Taking the data below line by line, count those that include the word "它已断开媒体连接" and report the number alone.

[RECORDS SUPPLIED]:
[Start of Attachment]

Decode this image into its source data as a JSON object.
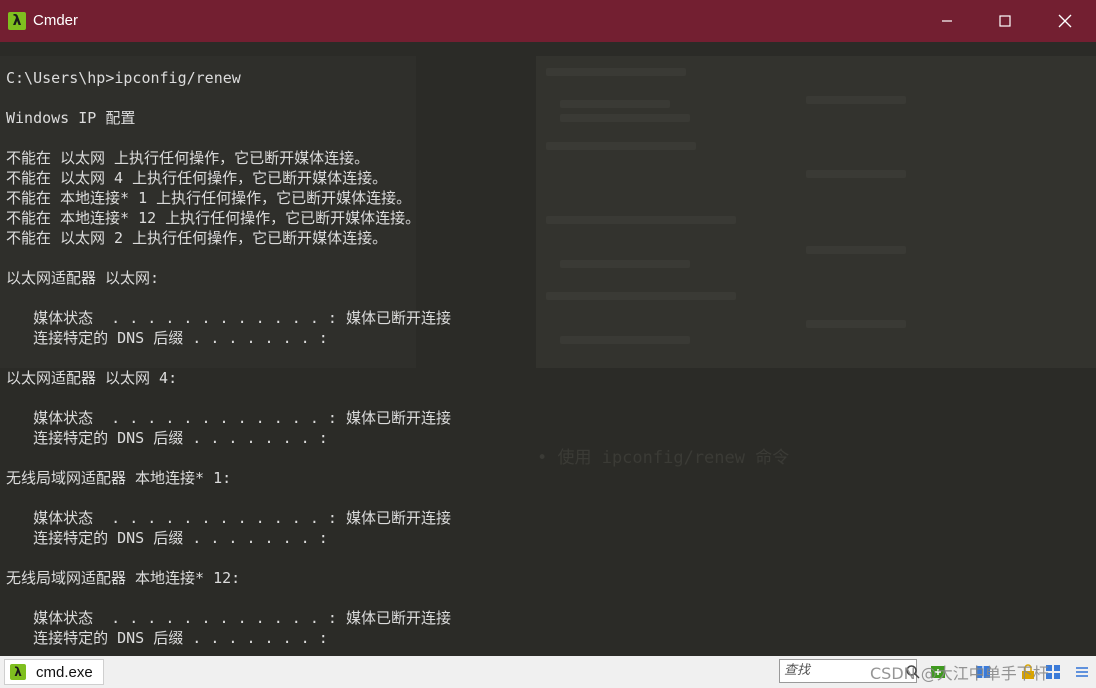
{
  "window": {
    "title": "Cmder",
    "app_icon": "λ"
  },
  "terminal_lines": [
    "C:\\Users\\hp>ipconfig/renew",
    "",
    "Windows IP 配置",
    "",
    "不能在 以太网 上执行任何操作，它已断开媒体连接。",
    "不能在 以太网 4 上执行任何操作，它已断开媒体连接。",
    "不能在 本地连接* 1 上执行任何操作，它已断开媒体连接。",
    "不能在 本地连接* 12 上执行任何操作，它已断开媒体连接。",
    "不能在 以太网 2 上执行任何操作，它已断开媒体连接。",
    "",
    "以太网适配器 以太网:",
    "",
    "   媒体状态  . . . . . . . . . . . . : 媒体已断开连接",
    "   连接特定的 DNS 后缀 . . . . . . . :",
    "",
    "以太网适配器 以太网 4:",
    "",
    "   媒体状态  . . . . . . . . . . . . : 媒体已断开连接",
    "   连接特定的 DNS 后缀 . . . . . . . :",
    "",
    "无线局域网适配器 本地连接* 1:",
    "",
    "   媒体状态  . . . . . . . . . . . . : 媒体已断开连接",
    "   连接特定的 DNS 后缀 . . . . . . . :",
    "",
    "无线局域网适配器 本地连接* 12:",
    "",
    "   媒体状态  . . . . . . . . . . . . : 媒体已断开连接",
    "   连接特定的 DNS 后缀 . . . . . . . :"
  ],
  "statusbar": {
    "tab_icon": "λ",
    "tab_label": "cmd.exe",
    "search_placeholder": "查找",
    "watermark": "CSDN @大江中单手下杆"
  },
  "ghost_text": "• 使用 ipconfig/renew 命令",
  "colors": {
    "titlebar": "#731f31",
    "background": "#2b2b27",
    "text": "#dcdcdc",
    "accent": "#7fbf1f"
  }
}
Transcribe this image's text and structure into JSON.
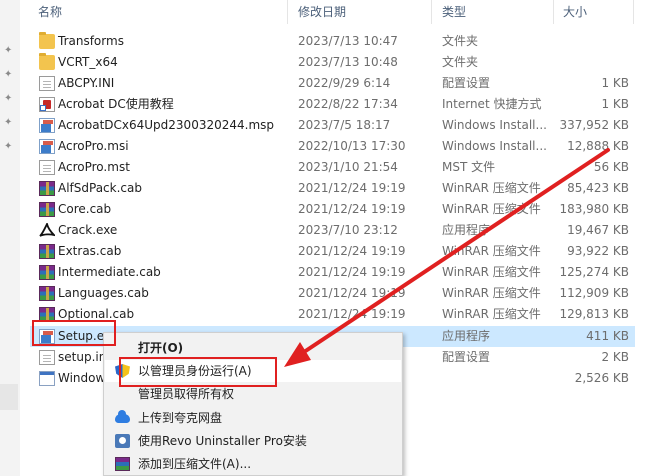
{
  "columns": {
    "name": "名称",
    "modified": "修改日期",
    "type": "类型",
    "size": "大小"
  },
  "files": [
    {
      "icon": "folder-icon",
      "kind": "folder",
      "name": "Transforms",
      "modified": "2023/7/13 10:47",
      "type": "文件夹",
      "size": ""
    },
    {
      "icon": "folder-icon",
      "kind": "folder",
      "name": "VCRT_x64",
      "modified": "2023/7/13 10:48",
      "type": "文件夹",
      "size": ""
    },
    {
      "icon": "ini-file-icon",
      "kind": "doc",
      "name": "ABCPY.INI",
      "modified": "2022/9/29 6:14",
      "type": "配置设置",
      "size": "1 KB"
    },
    {
      "icon": "internet-shortcut-icon",
      "kind": "pdfshort",
      "name": "Acrobat DC使用教程",
      "modified": "2022/8/22 17:34",
      "type": "Internet 快捷方式",
      "size": "1 KB"
    },
    {
      "icon": "msp-installer-icon",
      "kind": "msi",
      "name": "AcrobatDCx64Upd2300320244.msp",
      "modified": "2023/7/5 18:17",
      "type": "Windows Install...",
      "size": "337,952 KB"
    },
    {
      "icon": "msi-installer-icon",
      "kind": "msi",
      "name": "AcroPro.msi",
      "modified": "2022/10/13 17:30",
      "type": "Windows Install...",
      "size": "12,888 KB"
    },
    {
      "icon": "mst-file-icon",
      "kind": "doc",
      "name": "AcroPro.mst",
      "modified": "2023/1/10 21:54",
      "type": "MST 文件",
      "size": "56 KB"
    },
    {
      "icon": "winrar-archive-icon",
      "kind": "cab",
      "name": "AlfSdPack.cab",
      "modified": "2021/12/24 19:19",
      "type": "WinRAR 压缩文件",
      "size": "85,423 KB"
    },
    {
      "icon": "winrar-archive-icon",
      "kind": "cab",
      "name": "Core.cab",
      "modified": "2021/12/24 19:19",
      "type": "WinRAR 压缩文件",
      "size": "183,980 KB"
    },
    {
      "icon": "acrobat-exe-icon",
      "kind": "acro",
      "name": "Crack.exe",
      "modified": "2023/7/10 23:12",
      "type": "应用程序",
      "size": "19,467 KB"
    },
    {
      "icon": "winrar-archive-icon",
      "kind": "cab",
      "name": "Extras.cab",
      "modified": "2021/12/24 19:19",
      "type": "WinRAR 压缩文件",
      "size": "93,922 KB"
    },
    {
      "icon": "winrar-archive-icon",
      "kind": "cab",
      "name": "Intermediate.cab",
      "modified": "2021/12/24 19:19",
      "type": "WinRAR 压缩文件",
      "size": "125,274 KB"
    },
    {
      "icon": "winrar-archive-icon",
      "kind": "cab",
      "name": "Languages.cab",
      "modified": "2021/12/24 19:19",
      "type": "WinRAR 压缩文件",
      "size": "112,909 KB"
    },
    {
      "icon": "winrar-archive-icon",
      "kind": "cab",
      "name": "Optional.cab",
      "modified": "2021/12/24 19:19",
      "type": "WinRAR 压缩文件",
      "size": "129,813 KB"
    },
    {
      "icon": "setup-exe-icon",
      "kind": "msi",
      "name": "Setup.e",
      "modified": "",
      "type": "应用程序",
      "size": "411 KB",
      "selected": true
    },
    {
      "icon": "ini-file-icon",
      "kind": "doc",
      "name": "setup.ini",
      "modified": "",
      "type": "配置设置",
      "size": "2 KB"
    },
    {
      "icon": "windows-installer-icon",
      "kind": "exe",
      "name": "Window",
      "modified": "",
      "type": "",
      "size": "2,526 KB"
    }
  ],
  "context_menu": {
    "items": [
      {
        "icon": "",
        "label": "打开(O)",
        "bold": true
      },
      {
        "icon": "uac-shield-icon",
        "label": "以管理员身份运行(A)",
        "bold": false,
        "highlighted": true
      },
      {
        "icon": "",
        "label": "管理员取得所有权",
        "bold": false
      },
      {
        "icon": "cloud-upload-icon",
        "label": "上传到夸克网盘",
        "bold": false
      },
      {
        "icon": "revo-uninstaller-icon",
        "label": "使用Revo Uninstaller Pro安装",
        "bold": false
      },
      {
        "icon": "winrar-archive-icon",
        "label": "添加到压缩文件(A)...",
        "bold": false
      }
    ]
  },
  "annotation": {
    "color": "#e02020"
  }
}
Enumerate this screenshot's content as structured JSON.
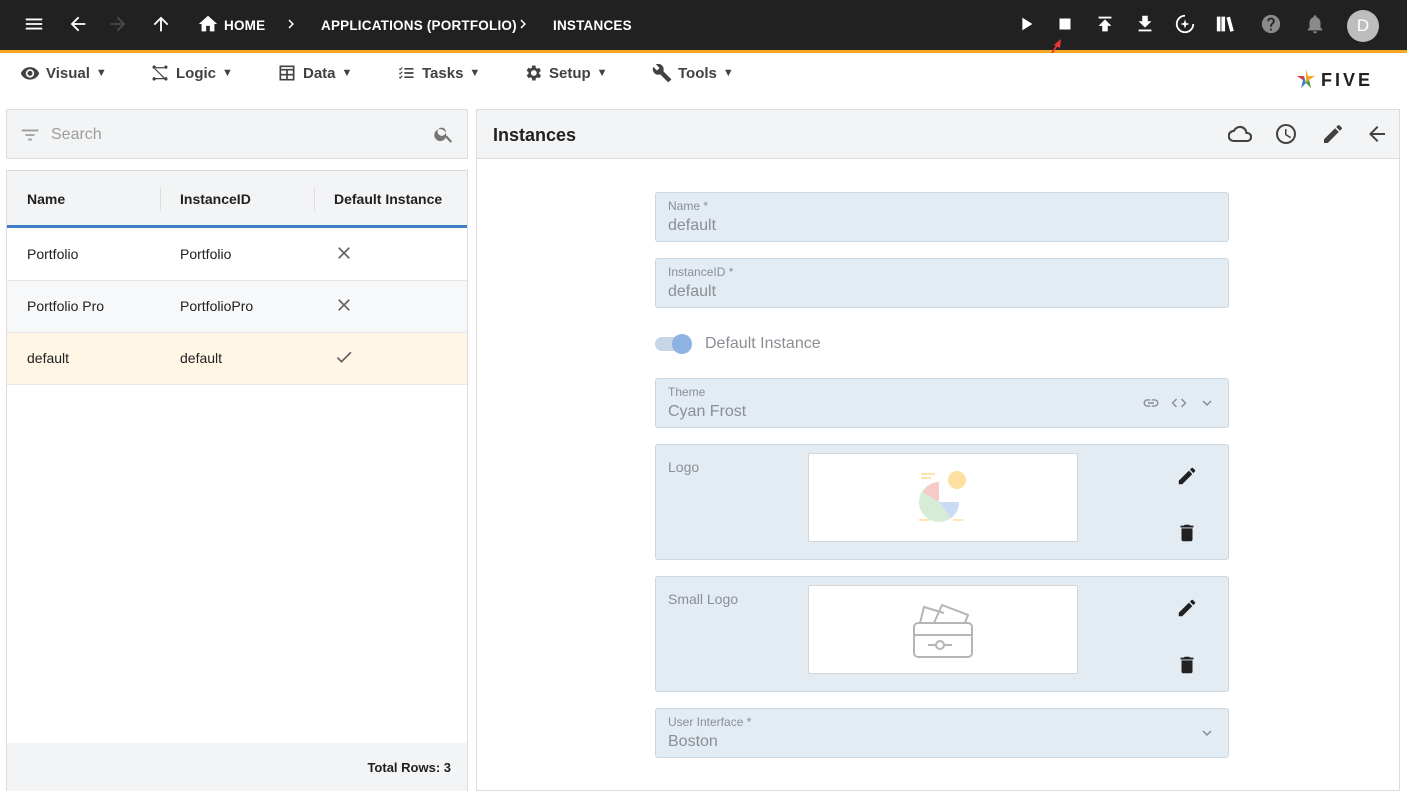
{
  "topbar": {
    "breadcrumbs": [
      "HOME",
      "APPLICATIONS (PORTFOLIO)",
      "INSTANCES"
    ],
    "avatar_initial": "D"
  },
  "menubar": {
    "items": [
      {
        "label": "Visual",
        "icon": "eye-icon"
      },
      {
        "label": "Logic",
        "icon": "logic-icon"
      },
      {
        "label": "Data",
        "icon": "table-icon"
      },
      {
        "label": "Tasks",
        "icon": "checklist-icon"
      },
      {
        "label": "Setup",
        "icon": "gear-icon"
      },
      {
        "label": "Tools",
        "icon": "tools-icon"
      }
    ],
    "caret": "▼",
    "brand": "FIVE"
  },
  "list": {
    "search_placeholder": "Search",
    "columns": [
      "Name",
      "InstanceID",
      "Default Instance"
    ],
    "rows": [
      {
        "name": "Portfolio",
        "instance_id": "Portfolio",
        "default": false
      },
      {
        "name": "Portfolio Pro",
        "instance_id": "PortfolioPro",
        "default": false
      },
      {
        "name": "default",
        "instance_id": "default",
        "default": true
      }
    ],
    "total_rows": "Total Rows: 3"
  },
  "form": {
    "title": "Instances",
    "name_label": "Name *",
    "name_value": "default",
    "instanceid_label": "InstanceID *",
    "instanceid_value": "default",
    "default_instance_label": "Default Instance",
    "default_instance_on": true,
    "theme_label": "Theme",
    "theme_value": "Cyan Frost",
    "logo_label": "Logo",
    "small_logo_label": "Small Logo",
    "ui_label": "User Interface *",
    "ui_value": "Boston"
  },
  "colors": {
    "topbar_bg": "#212121",
    "accent": "#f5a623",
    "selected_row": "#fff6e5",
    "header_underline": "#3f7fc7",
    "field_bg": "#e3ebf3"
  }
}
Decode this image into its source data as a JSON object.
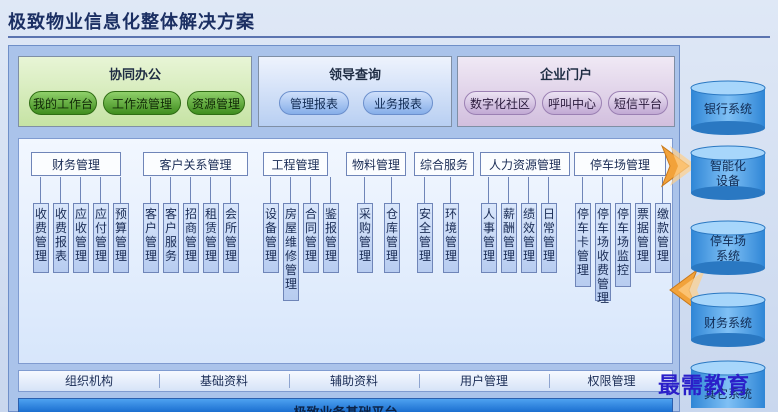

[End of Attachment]

[WRITTEN SOLUTION]:
5